U.S. NEWS

More Than 2,000 Containers Of Fetal Remains Found In Garage After Doctor's Death

Illinois authorities are baffled over why the former abortion provider hadn't followed standard medical practices.
Will County Sheriff Mike Kelley, left, at a news conference Thursday with Will County State's Attorney James Glasgow in Jolie
Will County Sheriff Mike Kelley, left, at a news conference Thursday with Will County State's Attorney James Glasgow in Joliet, Illinois.

Thousands of medically preserved fetal remains were found inside the home of an Illinois abortion provider who recently died. Now authorities are asking women who may be linked to the case to come forward.

Dr. Ulrich Klopfer’s family made the startling discovery in his garage after his death at age 75 on Sept. 3, finding the 2,246 containers while looking through his personal effects, according to the Will County Sheriff’s Office. On Sept. 12, the family’s attorney called the coroner’s office to report the finding and request that the containers be properly removed.

Crime scene investigators, detectives and representatives of the coroner’s office arrived at the home and collected the remains.

At a news conference Thursday, authorities delivered little new information about the case, acknowledging they are baffled as to what the doctor’s motive may have been for breaking with standard medical practice to keep the remains. 

According to Sheriff Mike Kelley, the containers were dated from 2000 to 2002, which coincided with Klopfer’s work at three abortion clinics in Indiana. Klopfer was an osteopath whose license to practice expired in October 2017, according to Indiana records. There was no evidence of any medical procedures having occurred on his property. 

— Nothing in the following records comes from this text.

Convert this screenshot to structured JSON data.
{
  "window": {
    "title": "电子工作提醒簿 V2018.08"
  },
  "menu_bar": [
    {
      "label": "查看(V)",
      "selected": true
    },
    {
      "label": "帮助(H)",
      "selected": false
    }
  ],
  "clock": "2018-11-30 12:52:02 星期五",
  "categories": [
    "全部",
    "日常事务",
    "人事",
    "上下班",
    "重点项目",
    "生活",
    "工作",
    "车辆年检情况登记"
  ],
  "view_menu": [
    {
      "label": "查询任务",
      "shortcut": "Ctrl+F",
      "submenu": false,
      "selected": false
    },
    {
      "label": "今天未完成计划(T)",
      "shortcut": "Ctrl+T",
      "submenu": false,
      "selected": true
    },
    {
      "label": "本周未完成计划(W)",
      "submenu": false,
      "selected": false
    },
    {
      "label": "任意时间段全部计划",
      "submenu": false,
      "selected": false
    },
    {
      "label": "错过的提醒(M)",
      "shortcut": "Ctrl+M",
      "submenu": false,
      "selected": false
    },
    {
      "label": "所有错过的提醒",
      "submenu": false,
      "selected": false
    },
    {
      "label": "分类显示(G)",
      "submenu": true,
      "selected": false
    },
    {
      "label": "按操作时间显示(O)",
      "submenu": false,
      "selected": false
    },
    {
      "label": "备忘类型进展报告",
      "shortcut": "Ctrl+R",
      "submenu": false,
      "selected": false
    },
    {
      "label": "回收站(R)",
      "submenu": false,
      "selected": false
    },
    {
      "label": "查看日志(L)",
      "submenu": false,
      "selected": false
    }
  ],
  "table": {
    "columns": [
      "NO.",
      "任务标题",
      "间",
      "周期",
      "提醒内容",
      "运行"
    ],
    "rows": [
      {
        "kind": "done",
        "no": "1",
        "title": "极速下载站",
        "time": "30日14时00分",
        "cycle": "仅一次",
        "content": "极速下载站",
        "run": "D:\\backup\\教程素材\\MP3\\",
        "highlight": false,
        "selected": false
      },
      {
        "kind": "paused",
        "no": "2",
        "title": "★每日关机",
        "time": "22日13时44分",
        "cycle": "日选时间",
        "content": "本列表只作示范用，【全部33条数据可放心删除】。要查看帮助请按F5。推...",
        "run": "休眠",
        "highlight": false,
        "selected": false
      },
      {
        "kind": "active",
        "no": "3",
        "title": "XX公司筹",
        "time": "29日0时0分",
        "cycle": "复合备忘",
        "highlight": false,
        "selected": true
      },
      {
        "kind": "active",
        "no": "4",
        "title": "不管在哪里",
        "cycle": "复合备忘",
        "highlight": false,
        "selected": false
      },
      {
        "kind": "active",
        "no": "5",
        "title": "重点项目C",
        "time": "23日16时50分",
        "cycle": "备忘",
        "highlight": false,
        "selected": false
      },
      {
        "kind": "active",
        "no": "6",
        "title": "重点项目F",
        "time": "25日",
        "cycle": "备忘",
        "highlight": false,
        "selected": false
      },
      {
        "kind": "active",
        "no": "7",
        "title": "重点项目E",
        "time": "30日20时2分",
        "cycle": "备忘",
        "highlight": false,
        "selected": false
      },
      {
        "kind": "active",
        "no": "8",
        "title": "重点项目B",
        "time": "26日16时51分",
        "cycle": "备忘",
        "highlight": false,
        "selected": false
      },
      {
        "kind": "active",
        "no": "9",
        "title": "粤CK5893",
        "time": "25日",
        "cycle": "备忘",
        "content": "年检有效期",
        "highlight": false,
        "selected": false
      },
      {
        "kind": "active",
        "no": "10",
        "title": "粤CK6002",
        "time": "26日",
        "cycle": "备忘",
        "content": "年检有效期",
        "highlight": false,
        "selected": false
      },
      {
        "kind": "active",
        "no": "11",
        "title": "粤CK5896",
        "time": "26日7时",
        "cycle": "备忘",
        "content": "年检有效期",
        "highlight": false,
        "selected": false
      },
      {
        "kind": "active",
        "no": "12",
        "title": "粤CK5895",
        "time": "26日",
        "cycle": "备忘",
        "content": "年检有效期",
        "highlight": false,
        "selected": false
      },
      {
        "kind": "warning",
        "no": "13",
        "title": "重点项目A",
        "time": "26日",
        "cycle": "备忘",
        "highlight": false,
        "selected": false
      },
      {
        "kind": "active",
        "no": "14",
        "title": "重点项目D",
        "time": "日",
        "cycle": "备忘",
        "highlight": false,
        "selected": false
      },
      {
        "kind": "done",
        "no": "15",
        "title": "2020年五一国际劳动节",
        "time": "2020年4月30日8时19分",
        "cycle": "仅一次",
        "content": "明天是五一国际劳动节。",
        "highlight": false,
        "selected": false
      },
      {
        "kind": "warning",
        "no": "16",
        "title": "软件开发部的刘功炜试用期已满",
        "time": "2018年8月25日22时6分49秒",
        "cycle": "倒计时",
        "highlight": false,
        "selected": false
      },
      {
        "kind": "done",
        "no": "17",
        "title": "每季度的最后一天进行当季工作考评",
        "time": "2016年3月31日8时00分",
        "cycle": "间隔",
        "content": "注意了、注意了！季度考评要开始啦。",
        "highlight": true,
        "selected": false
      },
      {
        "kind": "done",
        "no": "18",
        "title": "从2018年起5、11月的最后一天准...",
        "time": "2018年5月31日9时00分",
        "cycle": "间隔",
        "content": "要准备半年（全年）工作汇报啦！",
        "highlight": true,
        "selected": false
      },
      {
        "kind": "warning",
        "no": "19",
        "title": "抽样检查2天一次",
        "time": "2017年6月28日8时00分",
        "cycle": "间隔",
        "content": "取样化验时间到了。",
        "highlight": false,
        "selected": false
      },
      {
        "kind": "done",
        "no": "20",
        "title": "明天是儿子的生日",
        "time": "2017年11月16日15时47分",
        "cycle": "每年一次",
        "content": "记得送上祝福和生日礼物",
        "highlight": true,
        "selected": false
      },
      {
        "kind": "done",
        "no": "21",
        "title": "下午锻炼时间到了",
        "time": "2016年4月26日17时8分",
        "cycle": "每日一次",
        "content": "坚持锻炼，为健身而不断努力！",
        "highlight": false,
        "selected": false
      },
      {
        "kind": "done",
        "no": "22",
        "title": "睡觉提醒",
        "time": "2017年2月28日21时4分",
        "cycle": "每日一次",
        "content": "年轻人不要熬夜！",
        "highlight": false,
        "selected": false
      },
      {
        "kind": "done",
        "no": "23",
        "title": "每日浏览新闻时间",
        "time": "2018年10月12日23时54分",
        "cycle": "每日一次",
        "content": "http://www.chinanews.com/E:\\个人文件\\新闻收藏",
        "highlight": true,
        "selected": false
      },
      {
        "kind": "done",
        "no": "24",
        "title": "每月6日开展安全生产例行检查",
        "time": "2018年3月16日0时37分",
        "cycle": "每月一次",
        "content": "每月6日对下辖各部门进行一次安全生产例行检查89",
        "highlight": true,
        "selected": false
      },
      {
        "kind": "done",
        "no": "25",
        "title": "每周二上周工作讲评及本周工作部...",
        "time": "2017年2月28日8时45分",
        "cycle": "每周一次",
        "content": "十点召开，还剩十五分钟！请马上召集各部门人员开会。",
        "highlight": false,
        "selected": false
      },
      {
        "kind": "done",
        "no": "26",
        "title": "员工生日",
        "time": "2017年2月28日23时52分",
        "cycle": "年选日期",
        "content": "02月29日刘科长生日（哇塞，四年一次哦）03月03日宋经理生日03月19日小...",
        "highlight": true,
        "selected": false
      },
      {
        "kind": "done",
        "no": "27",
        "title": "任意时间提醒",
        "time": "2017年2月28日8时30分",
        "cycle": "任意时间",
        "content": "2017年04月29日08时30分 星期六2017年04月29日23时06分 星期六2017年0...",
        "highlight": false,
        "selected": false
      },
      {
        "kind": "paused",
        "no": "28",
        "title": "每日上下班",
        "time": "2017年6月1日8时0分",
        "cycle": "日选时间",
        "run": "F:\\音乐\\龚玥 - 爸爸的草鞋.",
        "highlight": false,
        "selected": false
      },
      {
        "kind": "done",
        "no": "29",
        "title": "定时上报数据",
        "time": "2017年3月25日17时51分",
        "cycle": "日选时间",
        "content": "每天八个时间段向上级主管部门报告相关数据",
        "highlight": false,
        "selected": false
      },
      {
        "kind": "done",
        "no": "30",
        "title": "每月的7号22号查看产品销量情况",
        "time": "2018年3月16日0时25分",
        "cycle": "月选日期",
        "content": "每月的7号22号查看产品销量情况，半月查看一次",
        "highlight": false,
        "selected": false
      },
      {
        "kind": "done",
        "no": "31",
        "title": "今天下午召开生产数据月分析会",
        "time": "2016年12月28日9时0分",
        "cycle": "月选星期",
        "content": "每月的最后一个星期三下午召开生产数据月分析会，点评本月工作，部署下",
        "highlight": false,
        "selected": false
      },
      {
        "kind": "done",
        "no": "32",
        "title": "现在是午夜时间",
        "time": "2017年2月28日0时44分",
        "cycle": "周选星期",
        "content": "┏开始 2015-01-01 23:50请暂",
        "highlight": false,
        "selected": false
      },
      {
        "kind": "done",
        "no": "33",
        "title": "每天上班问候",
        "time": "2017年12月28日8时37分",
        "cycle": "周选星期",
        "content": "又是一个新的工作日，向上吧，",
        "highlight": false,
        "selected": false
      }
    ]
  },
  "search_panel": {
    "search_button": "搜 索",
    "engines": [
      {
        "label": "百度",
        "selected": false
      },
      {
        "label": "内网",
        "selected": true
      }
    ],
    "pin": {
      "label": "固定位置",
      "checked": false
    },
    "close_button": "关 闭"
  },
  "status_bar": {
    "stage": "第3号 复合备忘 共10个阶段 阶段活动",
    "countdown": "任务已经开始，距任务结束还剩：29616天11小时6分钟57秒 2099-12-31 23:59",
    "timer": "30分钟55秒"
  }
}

A Will County sheriff's patrol is stationed outside the home of the late Dr. Ulrich Klopfer on Thursday in a village south of
A Will County sheriff's patrol is stationed outside the home of the late Dr. Ulrich Klopfer on Thursday in a village south of Chicago.

“I can tell you, the 31 years that I’ve been doing this job, I’ve never seen anything like this ever,” Kelley told reporters. “It’s one of those once-in-a-lifetime things.”

It’s unlikely neighbors would have noticed anything was amiss because Klopfer’s garage “was just like anybody else’s garage,” Kelley said.

“Just imagine your garage ― you walk in and you’re storing whatever ― car parts, bottles of motor oil ― that’s what the garage looked like, basically, ceiling to floor.”

The remains are set to be turned over to the Indiana attorney general’s office to be preserved as evidence. Women who have had abortions and suspect they may be linked to the case have been encouraged to reach out to the Indiana attorney general’s office.

CONVERSATIONS